### Problem to work on:
Your answer must be a word-for-word copy of the data.

___ Records shown ___

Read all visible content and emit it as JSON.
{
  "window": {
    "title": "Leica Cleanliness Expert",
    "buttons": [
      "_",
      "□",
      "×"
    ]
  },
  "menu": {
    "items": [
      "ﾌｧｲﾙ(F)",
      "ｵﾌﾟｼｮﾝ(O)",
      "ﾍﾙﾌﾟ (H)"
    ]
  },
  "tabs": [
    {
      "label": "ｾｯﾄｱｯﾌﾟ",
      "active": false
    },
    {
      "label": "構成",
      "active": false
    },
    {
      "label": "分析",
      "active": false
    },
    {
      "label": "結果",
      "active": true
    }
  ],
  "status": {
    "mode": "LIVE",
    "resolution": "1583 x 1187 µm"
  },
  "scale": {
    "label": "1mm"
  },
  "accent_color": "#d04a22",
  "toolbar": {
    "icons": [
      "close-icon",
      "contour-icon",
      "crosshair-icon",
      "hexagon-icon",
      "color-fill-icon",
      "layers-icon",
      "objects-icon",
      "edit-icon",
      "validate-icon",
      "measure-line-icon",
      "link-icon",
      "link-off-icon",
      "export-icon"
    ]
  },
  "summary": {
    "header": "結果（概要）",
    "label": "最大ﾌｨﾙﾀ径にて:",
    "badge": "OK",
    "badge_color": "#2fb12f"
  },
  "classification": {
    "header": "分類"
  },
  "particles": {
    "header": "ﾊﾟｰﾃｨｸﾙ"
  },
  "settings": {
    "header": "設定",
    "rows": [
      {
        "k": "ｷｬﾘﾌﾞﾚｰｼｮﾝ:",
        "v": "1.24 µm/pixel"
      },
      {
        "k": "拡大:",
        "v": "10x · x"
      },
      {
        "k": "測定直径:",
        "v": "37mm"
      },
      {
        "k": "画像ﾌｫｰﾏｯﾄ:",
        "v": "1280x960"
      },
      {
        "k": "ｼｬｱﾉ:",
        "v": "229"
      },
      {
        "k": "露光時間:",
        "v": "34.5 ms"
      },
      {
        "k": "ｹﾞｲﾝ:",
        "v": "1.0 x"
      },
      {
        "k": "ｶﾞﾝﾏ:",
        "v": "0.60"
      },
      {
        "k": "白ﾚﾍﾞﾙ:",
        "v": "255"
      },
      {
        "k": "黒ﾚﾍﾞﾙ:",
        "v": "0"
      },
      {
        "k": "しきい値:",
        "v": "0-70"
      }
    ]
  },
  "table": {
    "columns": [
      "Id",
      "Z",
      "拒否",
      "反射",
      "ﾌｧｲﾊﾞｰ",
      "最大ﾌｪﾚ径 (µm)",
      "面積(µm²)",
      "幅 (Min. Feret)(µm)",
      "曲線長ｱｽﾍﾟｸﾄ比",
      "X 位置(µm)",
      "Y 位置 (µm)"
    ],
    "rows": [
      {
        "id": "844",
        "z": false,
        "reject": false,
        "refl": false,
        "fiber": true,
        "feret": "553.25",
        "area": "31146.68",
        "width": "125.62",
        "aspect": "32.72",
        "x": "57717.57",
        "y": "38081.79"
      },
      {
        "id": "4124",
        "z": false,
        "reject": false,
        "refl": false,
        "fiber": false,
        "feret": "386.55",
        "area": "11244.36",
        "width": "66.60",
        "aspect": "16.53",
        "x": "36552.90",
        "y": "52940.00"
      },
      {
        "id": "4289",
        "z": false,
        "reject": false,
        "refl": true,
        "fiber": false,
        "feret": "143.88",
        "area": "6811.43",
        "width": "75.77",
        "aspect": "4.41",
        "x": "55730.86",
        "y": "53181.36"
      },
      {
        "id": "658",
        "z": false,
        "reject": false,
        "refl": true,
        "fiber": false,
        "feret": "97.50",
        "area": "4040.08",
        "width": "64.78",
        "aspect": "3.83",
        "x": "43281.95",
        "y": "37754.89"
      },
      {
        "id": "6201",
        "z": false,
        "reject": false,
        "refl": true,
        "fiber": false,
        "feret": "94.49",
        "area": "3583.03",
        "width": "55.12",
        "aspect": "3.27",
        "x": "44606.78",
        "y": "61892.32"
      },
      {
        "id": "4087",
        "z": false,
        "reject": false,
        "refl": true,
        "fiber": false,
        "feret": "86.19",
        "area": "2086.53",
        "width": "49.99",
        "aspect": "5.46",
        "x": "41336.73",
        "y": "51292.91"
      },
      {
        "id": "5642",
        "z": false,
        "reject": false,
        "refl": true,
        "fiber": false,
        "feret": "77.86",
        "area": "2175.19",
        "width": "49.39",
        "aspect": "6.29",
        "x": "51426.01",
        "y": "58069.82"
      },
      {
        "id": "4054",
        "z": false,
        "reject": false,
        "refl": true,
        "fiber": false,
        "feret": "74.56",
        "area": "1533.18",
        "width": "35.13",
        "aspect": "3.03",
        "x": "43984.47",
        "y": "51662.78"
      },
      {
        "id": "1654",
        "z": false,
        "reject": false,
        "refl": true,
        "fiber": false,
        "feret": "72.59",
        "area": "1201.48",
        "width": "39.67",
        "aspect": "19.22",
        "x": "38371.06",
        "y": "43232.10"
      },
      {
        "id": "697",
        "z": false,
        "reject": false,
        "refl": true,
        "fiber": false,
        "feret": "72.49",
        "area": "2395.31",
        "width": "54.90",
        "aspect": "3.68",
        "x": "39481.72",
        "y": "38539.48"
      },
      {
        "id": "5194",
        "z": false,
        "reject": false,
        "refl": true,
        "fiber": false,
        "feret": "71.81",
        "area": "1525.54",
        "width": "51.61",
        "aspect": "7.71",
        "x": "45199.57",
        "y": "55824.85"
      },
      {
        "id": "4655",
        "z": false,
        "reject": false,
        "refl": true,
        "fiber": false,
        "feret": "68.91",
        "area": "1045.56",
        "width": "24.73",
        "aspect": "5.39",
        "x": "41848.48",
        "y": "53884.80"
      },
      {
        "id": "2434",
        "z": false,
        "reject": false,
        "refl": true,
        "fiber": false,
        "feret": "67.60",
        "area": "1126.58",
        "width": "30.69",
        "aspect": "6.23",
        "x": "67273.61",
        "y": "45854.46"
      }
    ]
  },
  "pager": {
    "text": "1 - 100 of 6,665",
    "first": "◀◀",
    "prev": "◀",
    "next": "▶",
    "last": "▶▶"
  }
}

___

### Exercise output:
Read all visible content and emit it as JSON.
{
  "window": {
    "title": "Leica Cleanliness Expert",
    "buttons": [
      "_",
      "□",
      "×"
    ]
  },
  "menu": {
    "items": [
      "ﾌｧｲﾙ(F)",
      "ｵﾌﾟｼｮﾝ(O)",
      "ﾍﾙﾌﾟ (H)"
    ]
  },
  "tabs": [
    {
      "label": "ｾｯﾄｱｯﾌﾟ",
      "active": false
    },
    {
      "label": "構成",
      "active": false
    },
    {
      "label": "分析",
      "active": false
    },
    {
      "label": "結果",
      "active": true
    }
  ],
  "status": {
    "mode": "LIVE",
    "resolution": "1583 x 1187 µm"
  },
  "scale": {
    "label": "1mm"
  },
  "accent_color": "#d04a22",
  "toolbar": {
    "icons": [
      "close-icon",
      "contour-icon",
      "crosshair-icon",
      "hexagon-icon",
      "color-fill-icon",
      "layers-icon",
      "objects-icon",
      "edit-icon",
      "validate-icon",
      "measure-line-icon",
      "link-icon",
      "link-off-icon",
      "export-icon"
    ]
  },
  "summary": {
    "header": "結果（概要）",
    "label": "最大ﾌｨﾙﾀ径にて:",
    "badge": "OK",
    "badge_color": "#2fb12f"
  },
  "classification": {
    "header": "分類"
  },
  "particles": {
    "header": "ﾊﾟｰﾃｨｸﾙ"
  },
  "settings": {
    "header": "設定",
    "rows": [
      {
        "k": "ｷｬﾘﾌﾞﾚｰｼｮﾝ:",
        "v": "1.24 µm/pixel"
      },
      {
        "k": "拡大:",
        "v": "10x · x"
      },
      {
        "k": "測定直径:",
        "v": "37mm"
      },
      {
        "k": "画像ﾌｫｰﾏｯﾄ:",
        "v": "1280x960"
      },
      {
        "k": "ｼｬｱﾉ:",
        "v": "229"
      },
      {
        "k": "露光時間:",
        "v": "34.5 ms"
      },
      {
        "k": "ｹﾞｲﾝ:",
        "v": "1.0 x"
      },
      {
        "k": "ｶﾞﾝﾏ:",
        "v": "0.60"
      },
      {
        "k": "白ﾚﾍﾞﾙ:",
        "v": "255"
      },
      {
        "k": "黒ﾚﾍﾞﾙ:",
        "v": "0"
      },
      {
        "k": "しきい値:",
        "v": "0-70"
      }
    ]
  },
  "table": {
    "columns": [
      "Id",
      "Z",
      "拒否",
      "反射",
      "ﾌｧｲﾊﾞｰ",
      "最大ﾌｪﾚ径 (µm)",
      "面積(µm²)",
      "幅 (Min. Feret)(µm)",
      "曲線長ｱｽﾍﾟｸﾄ比",
      "X 位置(µm)",
      "Y 位置 (µm)"
    ],
    "rows": [
      {
        "id": "844",
        "z": false,
        "reject": false,
        "refl": false,
        "fiber": true,
        "feret": "553.25",
        "area": "31146.68",
        "width": "125.62",
        "aspect": "32.72",
        "x": "57717.57",
        "y": "38081.79"
      },
      {
        "id": "4124",
        "z": false,
        "reject": false,
        "refl": false,
        "fiber": false,
        "feret": "386.55",
        "area": "11244.36",
        "width": "66.60",
        "aspect": "16.53",
        "x": "36552.90",
        "y": "52940.00"
      },
      {
        "id": "4289",
        "z": false,
        "reject": false,
        "refl": true,
        "fiber": false,
        "feret": "143.88",
        "area": "6811.43",
        "width": "75.77",
        "aspect": "4.41",
        "x": "55730.86",
        "y": "53181.36"
      },
      {
        "id": "658",
        "z": false,
        "reject": false,
        "refl": true,
        "fiber": false,
        "feret": "97.50",
        "area": "4040.08",
        "width": "64.78",
        "aspect": "3.83",
        "x": "43281.95",
        "y": "37754.89"
      },
      {
        "id": "6201",
        "z": false,
        "reject": false,
        "refl": true,
        "fiber": false,
        "feret": "94.49",
        "area": "3583.03",
        "width": "55.12",
        "aspect": "3.27",
        "x": "44606.78",
        "y": "61892.32"
      },
      {
        "id": "4087",
        "z": false,
        "reject": false,
        "refl": true,
        "fiber": false,
        "feret": "86.19",
        "area": "2086.53",
        "width": "49.99",
        "aspect": "5.46",
        "x": "41336.73",
        "y": "51292.91"
      },
      {
        "id": "5642",
        "z": false,
        "reject": false,
        "refl": true,
        "fiber": false,
        "feret": "77.86",
        "area": "2175.19",
        "width": "49.39",
        "aspect": "6.29",
        "x": "51426.01",
        "y": "58069.82"
      },
      {
        "id": "4054",
        "z": false,
        "reject": false,
        "refl": true,
        "fiber": false,
        "feret": "74.56",
        "area": "1533.18",
        "width": "35.13",
        "aspect": "3.03",
        "x": "43984.47",
        "y": "51662.78"
      },
      {
        "id": "1654",
        "z": false,
        "reject": false,
        "refl": true,
        "fiber": false,
        "feret": "72.59",
        "area": "1201.48",
        "width": "39.67",
        "aspect": "19.22",
        "x": "38371.06",
        "y": "43232.10"
      },
      {
        "id": "697",
        "z": false,
        "reject": false,
        "refl": true,
        "fiber": false,
        "feret": "72.49",
        "area": "2395.31",
        "width": "54.90",
        "aspect": "3.68",
        "x": "39481.72",
        "y": "38539.48"
      },
      {
        "id": "5194",
        "z": false,
        "reject": false,
        "refl": true,
        "fiber": false,
        "feret": "71.81",
        "area": "1525.54",
        "width": "51.61",
        "aspect": "7.71",
        "x": "45199.57",
        "y": "55824.85"
      },
      {
        "id": "4655",
        "z": false,
        "reject": false,
        "refl": true,
        "fiber": false,
        "feret": "68.91",
        "area": "1045.56",
        "width": "24.73",
        "aspect": "5.39",
        "x": "41848.48",
        "y": "53884.80"
      },
      {
        "id": "2434",
        "z": false,
        "reject": false,
        "refl": true,
        "fiber": false,
        "feret": "67.60",
        "area": "1126.58",
        "width": "30.69",
        "aspect": "6.23",
        "x": "67273.61",
        "y": "45854.46"
      }
    ]
  },
  "pager": {
    "text": "1 - 100 of 6,665",
    "first": "◀◀",
    "prev": "◀",
    "next": "▶",
    "last": "▶▶"
  }
}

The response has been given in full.